▶ [Records for the exercise]:
——
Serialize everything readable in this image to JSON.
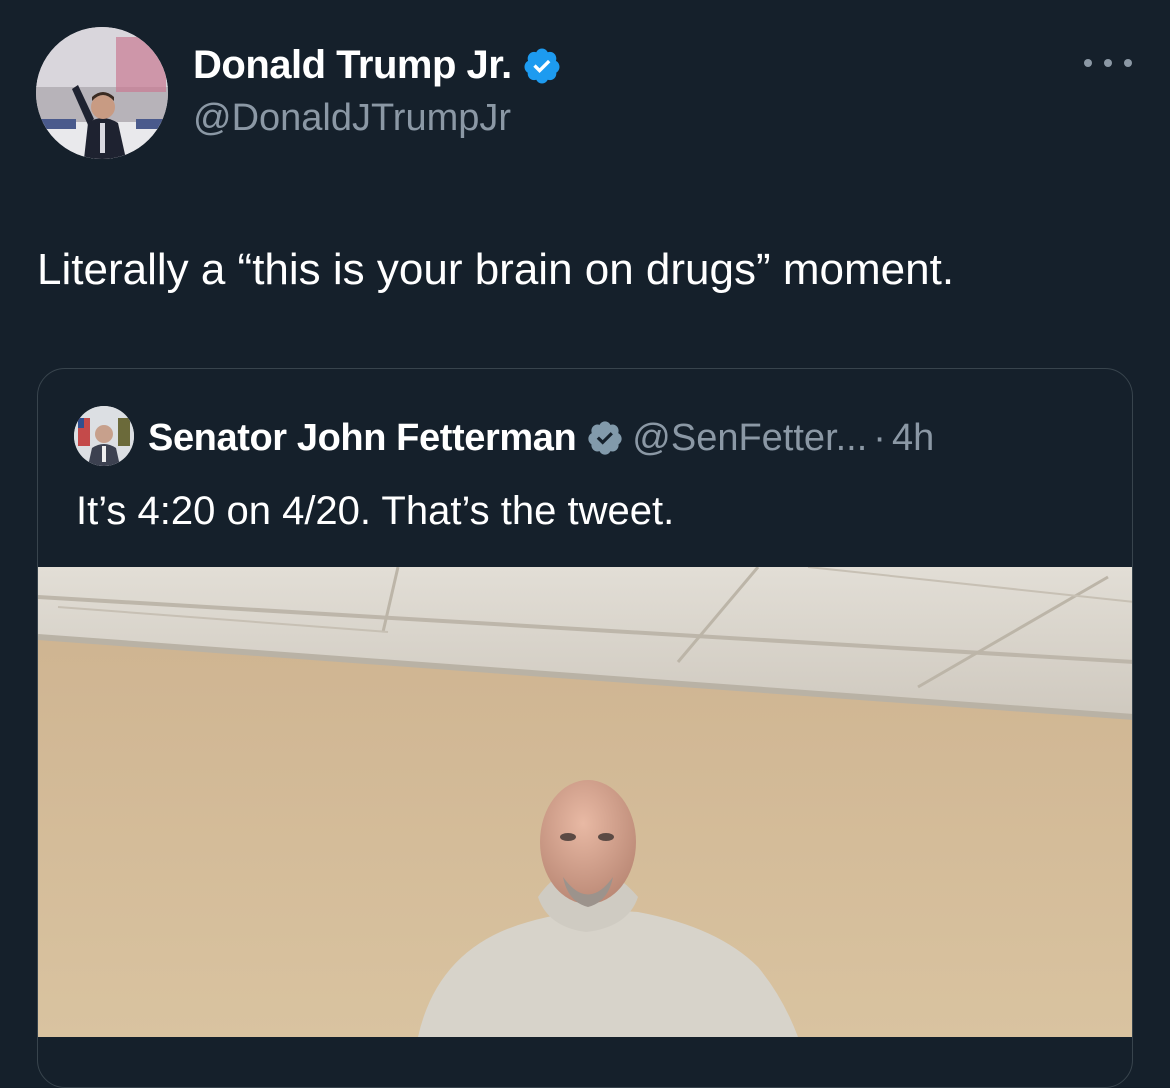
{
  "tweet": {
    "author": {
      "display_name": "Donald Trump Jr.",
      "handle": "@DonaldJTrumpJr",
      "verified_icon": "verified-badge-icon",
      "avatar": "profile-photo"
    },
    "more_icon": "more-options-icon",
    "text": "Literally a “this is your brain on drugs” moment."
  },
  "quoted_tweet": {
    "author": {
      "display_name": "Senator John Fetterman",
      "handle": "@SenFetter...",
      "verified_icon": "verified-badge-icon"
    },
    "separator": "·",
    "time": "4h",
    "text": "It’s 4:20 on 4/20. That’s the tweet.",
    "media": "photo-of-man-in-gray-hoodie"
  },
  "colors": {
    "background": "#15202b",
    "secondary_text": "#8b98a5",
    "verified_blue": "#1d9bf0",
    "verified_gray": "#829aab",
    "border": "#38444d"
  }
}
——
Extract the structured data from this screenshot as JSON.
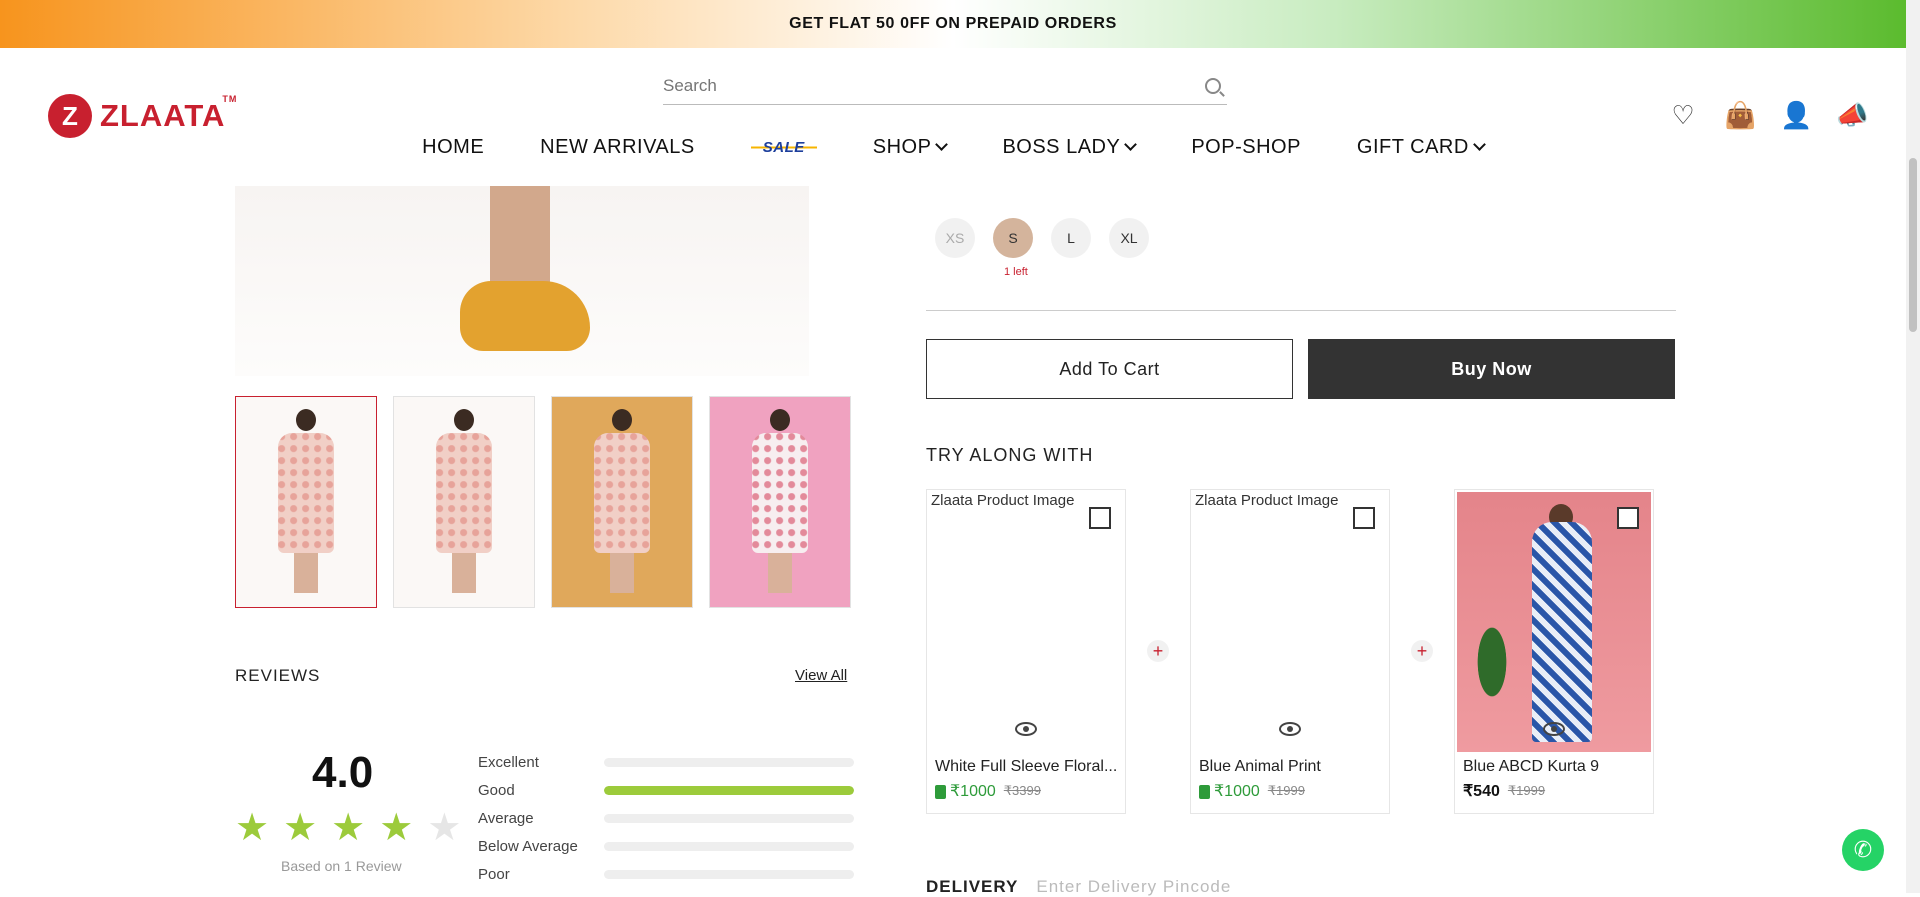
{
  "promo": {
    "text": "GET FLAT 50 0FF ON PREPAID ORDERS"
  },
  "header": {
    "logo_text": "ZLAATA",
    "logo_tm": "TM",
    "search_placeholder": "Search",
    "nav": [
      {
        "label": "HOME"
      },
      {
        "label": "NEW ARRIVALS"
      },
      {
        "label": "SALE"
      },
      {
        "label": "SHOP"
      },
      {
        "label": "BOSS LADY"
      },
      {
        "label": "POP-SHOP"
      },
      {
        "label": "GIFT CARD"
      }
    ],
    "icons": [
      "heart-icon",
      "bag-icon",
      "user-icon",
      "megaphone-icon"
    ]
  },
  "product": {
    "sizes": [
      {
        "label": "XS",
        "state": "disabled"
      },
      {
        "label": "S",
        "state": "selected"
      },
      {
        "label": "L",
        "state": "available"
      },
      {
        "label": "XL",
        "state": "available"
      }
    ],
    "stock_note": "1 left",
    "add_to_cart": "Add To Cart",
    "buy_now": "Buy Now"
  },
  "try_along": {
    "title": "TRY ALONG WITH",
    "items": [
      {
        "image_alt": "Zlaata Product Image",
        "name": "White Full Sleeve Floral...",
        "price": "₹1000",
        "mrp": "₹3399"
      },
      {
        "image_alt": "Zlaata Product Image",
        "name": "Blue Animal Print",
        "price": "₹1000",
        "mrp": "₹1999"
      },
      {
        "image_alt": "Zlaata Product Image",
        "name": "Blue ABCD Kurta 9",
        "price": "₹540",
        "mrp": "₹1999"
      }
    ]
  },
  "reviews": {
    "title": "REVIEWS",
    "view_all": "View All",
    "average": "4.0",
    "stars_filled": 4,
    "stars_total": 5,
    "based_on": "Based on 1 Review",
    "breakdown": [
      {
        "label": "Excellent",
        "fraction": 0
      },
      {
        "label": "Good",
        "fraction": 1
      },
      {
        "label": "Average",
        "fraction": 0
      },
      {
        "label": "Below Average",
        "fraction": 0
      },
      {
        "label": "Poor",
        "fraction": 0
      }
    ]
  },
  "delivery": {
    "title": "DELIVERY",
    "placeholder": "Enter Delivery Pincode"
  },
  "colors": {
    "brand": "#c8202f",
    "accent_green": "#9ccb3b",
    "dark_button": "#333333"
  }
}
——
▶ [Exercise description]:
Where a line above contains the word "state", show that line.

▶ [Reply to the task]:
        "state": "disabled"
        "state": "selected"
        "state": "available"
        "state": "available"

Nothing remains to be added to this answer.